=== Section Start ===

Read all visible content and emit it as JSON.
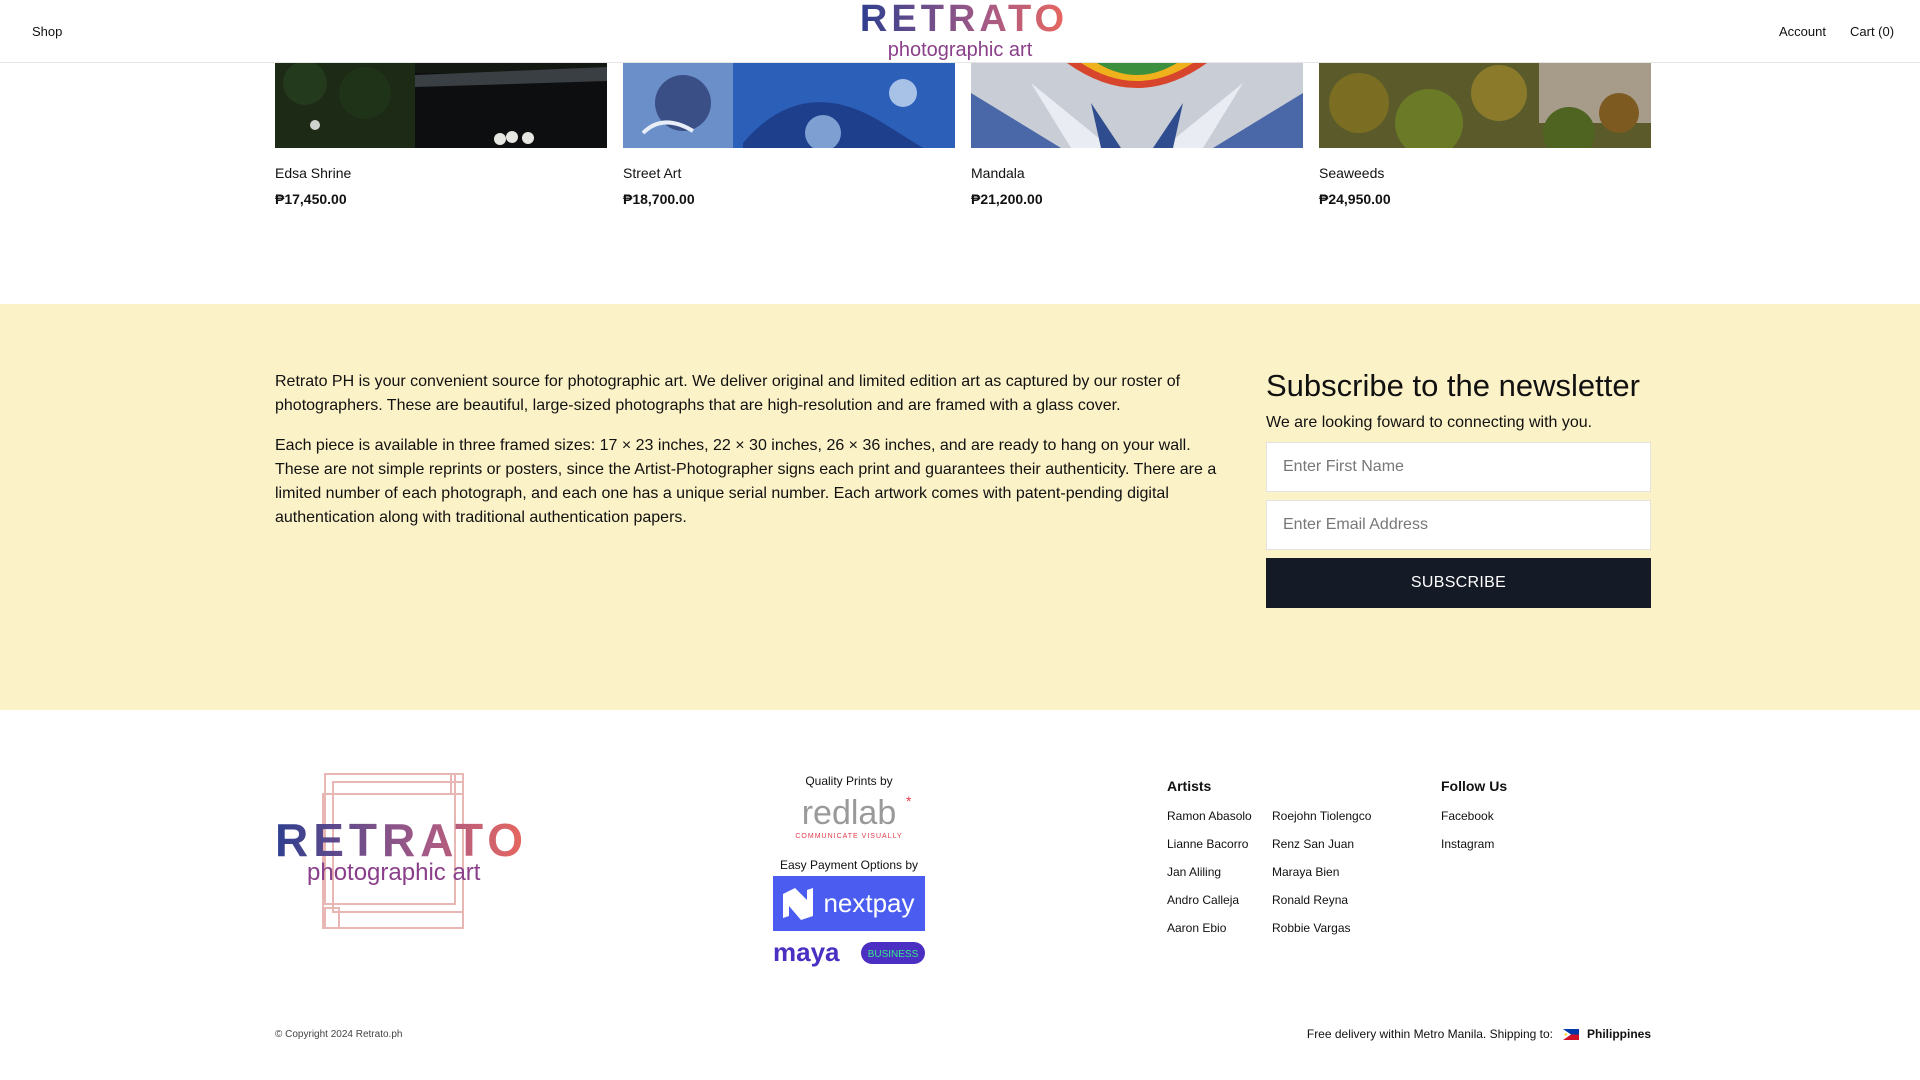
{
  "header": {
    "shop_label": "Shop",
    "account_label": "Account",
    "cart_label": "Cart (0)",
    "logo_word": "RETRATO",
    "logo_tagline": "photographic art"
  },
  "products": [
    {
      "name": "Edsa Shrine",
      "price": "₱17,450.00"
    },
    {
      "name": "Street Art",
      "price": "₱18,700.00"
    },
    {
      "name": "Mandala",
      "price": "₱21,200.00"
    },
    {
      "name": "Seaweeds",
      "price": "₱24,950.00"
    }
  ],
  "about": {
    "paragraph1": "Retrato PH is your convenient source for photographic art. We deliver original and limited edition art as captured by our roster of photographers. These are beautiful, large-sized photographs that are high-resolution and are framed with a glass cover.",
    "paragraph2": "Each piece is available in three framed sizes: 17 × 23 inches, 22 × 30 inches, 26 × 36 inches, and are ready to hang on your wall. These are not simple reprints or posters, since the Artist-Photographer signs each print and guarantees their authenticity. There are a limited number of each photograph, and each one has a unique serial number. Each artwork comes with patent-pending digital authentication along with traditional authentication papers."
  },
  "newsletter": {
    "title": "Subscribe to the newsletter",
    "subtitle": "We are looking foward to connecting with you.",
    "first_name_placeholder": "Enter First Name",
    "email_placeholder": "Enter Email Address",
    "button_label": "SUBSCRIBE"
  },
  "footer": {
    "logo_word": "RETRATO",
    "logo_tagline": "photographic art",
    "quality_caption": "Quality Prints by",
    "redlab_name": "redlab",
    "redlab_tagline": "COMMUNICATE VISUALLY",
    "payment_caption": "Easy Payment Options by",
    "nextpay_name": "nextpay",
    "maya_name": "maya",
    "maya_badge": "BUSINESS",
    "artists_title": "Artists",
    "artists_col1": [
      "Ramon Abasolo",
      "Lianne Bacorro",
      "Jan Aliling",
      "Andro Calleja",
      "Aaron Ebio"
    ],
    "artists_col2": [
      "Roejohn Tiolengco",
      "Renz San Juan",
      "Maraya Bien",
      "Ronald Reyna",
      "Robbie Vargas"
    ],
    "follow_title": "Follow Us",
    "follow_links": [
      "Facebook",
      "Instagram"
    ],
    "copyright": "© Copyright 2024 Retrato.ph",
    "shipping_text": "Free delivery within Metro Manila. Shipping to:",
    "country": "Philippines"
  },
  "colors": {
    "band_background": "#fcf2c7",
    "button_dark": "#141a26",
    "logo_gradient_start": "#2f3f8f",
    "logo_gradient_end": "#e9675e",
    "tagline_purple": "#8a3f8a",
    "nextpay_blue": "#4a5df0",
    "maya_purple": "#4a2fc2"
  }
}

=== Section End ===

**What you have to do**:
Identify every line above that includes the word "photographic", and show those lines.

**Solution for this task**:
    "logo_tagline": "photographic art"
    "paragraph1": "Retrato PH is your convenient source for photographic art. We deliver original and limited edition art as captured by our roster of photographers. These are beautiful, large-sized photographs that are high-resolution and are framed with a glass cover.",
    "logo_tagline": "photographic art",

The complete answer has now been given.